Citation: Domanski Z (2020) Spreading of Failures in Small-World Networks: A Connectivity-Dependent Load Sharing Fibre Bundle Model. *Front. Phys.* 8:552550. doi: .3389/fphy.2020.552550

Received: 16 April 2020; Accepted: 18 September 2020;

Published: 13 October 2020.

Edited by:

Ferenc Kun, University of Debrecen, HungaryReviewed by:

Soumyajyoti Biswas, SRM University, IndiaBikas K. Chakrabarti, Saha Institute of Nuclear Physics (SINP), India

Zoltan Neda, Babes-Bolyai University, Romania

Copyright © 2020 Domanski. This is an open-access article distributed under the terms of the Creative Commons Attribution License (CC BY). The use, distribution or reproduction in other forums is permitted, provided the original author(s) and the copyright owner(s) are credited and that the original publication in this journal is cited, in accordance with accepted academic practice. No use, distribution or reproduction is permitted which does not comply with these terms.

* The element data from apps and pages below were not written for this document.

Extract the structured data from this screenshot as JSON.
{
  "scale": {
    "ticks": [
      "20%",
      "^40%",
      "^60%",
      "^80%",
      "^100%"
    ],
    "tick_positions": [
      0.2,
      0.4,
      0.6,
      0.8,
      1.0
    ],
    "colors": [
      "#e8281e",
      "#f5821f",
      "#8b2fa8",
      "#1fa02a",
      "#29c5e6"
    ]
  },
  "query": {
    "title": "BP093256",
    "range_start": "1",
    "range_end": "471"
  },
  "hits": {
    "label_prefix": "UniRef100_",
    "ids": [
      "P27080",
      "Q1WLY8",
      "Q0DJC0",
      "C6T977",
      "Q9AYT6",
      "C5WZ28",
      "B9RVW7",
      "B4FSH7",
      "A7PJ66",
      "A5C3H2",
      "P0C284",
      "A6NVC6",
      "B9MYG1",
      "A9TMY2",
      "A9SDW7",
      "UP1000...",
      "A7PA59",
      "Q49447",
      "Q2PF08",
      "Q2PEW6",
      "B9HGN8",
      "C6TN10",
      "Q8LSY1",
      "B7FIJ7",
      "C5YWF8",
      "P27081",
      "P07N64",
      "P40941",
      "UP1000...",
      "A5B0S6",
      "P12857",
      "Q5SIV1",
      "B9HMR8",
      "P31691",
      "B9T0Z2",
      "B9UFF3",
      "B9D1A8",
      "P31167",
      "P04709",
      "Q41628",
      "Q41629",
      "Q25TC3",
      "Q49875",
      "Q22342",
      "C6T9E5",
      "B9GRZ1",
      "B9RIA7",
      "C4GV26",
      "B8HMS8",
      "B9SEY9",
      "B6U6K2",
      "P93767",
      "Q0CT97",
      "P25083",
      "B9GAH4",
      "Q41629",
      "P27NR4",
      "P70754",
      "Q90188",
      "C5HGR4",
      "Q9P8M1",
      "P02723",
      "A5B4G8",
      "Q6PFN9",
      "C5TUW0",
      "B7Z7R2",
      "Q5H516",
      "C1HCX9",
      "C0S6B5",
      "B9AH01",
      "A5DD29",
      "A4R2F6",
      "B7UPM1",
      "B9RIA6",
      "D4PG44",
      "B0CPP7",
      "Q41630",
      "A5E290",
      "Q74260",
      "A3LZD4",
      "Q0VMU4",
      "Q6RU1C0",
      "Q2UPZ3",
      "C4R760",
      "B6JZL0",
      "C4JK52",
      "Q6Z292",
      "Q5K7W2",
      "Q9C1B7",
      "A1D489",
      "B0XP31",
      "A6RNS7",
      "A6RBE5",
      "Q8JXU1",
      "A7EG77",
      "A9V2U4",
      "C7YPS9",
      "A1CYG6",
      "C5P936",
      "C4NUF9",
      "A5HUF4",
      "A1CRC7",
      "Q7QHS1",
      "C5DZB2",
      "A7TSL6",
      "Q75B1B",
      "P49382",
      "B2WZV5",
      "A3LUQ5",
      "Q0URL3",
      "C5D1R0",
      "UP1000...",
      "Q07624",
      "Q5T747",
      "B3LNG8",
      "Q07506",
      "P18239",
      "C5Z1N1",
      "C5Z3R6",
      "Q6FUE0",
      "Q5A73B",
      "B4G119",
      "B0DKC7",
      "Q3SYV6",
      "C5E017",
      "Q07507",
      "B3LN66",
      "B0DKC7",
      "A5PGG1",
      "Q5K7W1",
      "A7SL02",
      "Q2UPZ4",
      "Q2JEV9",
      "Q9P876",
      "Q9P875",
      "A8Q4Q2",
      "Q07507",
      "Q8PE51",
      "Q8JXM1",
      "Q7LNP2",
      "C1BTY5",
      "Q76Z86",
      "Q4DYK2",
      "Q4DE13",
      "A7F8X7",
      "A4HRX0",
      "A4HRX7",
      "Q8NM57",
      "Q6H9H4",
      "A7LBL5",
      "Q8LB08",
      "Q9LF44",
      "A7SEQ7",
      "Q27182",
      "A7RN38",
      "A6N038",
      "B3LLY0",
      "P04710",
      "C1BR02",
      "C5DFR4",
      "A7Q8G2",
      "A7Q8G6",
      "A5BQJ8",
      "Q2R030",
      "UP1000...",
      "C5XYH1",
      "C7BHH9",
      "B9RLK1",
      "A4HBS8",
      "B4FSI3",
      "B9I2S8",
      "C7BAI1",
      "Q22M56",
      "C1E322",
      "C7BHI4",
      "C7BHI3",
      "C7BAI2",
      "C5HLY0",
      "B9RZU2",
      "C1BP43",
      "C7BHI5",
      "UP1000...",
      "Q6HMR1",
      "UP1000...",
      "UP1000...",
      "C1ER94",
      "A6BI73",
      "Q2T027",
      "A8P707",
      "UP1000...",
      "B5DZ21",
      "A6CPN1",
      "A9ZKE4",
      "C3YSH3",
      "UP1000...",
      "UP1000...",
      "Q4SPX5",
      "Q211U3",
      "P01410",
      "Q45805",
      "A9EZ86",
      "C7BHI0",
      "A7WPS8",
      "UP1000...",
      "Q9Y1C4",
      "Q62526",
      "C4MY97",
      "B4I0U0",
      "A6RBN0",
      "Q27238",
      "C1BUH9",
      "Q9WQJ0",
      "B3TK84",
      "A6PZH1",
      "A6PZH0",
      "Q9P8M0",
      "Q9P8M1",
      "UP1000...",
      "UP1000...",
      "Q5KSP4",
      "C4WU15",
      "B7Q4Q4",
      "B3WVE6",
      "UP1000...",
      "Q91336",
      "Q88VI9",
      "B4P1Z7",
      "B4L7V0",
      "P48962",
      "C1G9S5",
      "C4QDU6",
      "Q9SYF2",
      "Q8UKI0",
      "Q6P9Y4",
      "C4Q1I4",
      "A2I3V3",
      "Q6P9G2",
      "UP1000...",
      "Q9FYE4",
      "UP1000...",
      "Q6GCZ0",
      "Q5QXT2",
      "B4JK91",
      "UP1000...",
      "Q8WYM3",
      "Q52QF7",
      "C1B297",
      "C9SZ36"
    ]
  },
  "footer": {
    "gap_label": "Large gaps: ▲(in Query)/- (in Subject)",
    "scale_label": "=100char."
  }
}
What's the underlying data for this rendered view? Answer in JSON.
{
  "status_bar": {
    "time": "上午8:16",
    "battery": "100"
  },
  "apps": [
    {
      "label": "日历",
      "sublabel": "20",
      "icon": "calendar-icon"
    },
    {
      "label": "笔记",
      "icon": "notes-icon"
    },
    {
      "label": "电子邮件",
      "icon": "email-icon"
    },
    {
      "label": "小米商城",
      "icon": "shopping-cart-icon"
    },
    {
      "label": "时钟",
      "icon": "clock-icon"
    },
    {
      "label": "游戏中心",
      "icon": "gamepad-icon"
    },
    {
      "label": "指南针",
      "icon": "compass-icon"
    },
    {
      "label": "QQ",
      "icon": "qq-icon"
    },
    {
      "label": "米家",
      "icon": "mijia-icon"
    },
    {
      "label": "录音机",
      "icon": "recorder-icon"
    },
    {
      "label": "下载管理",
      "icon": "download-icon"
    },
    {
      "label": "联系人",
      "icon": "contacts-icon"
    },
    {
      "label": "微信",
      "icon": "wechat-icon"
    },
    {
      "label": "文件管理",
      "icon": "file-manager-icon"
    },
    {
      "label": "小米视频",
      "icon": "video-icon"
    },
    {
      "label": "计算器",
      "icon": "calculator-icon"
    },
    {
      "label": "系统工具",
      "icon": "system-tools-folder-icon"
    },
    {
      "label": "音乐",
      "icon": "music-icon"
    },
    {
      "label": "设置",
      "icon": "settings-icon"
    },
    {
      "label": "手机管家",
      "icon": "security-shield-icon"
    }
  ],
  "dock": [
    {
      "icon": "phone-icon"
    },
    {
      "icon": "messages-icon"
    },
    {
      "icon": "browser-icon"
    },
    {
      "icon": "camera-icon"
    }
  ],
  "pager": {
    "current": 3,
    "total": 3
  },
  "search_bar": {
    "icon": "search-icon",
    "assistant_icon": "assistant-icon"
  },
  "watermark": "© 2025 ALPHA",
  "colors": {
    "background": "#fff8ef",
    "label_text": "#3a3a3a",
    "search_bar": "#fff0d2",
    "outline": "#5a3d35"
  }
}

*Correspondence: Zbigniew Domanski, zbigniew.domanski@im.pcz.pl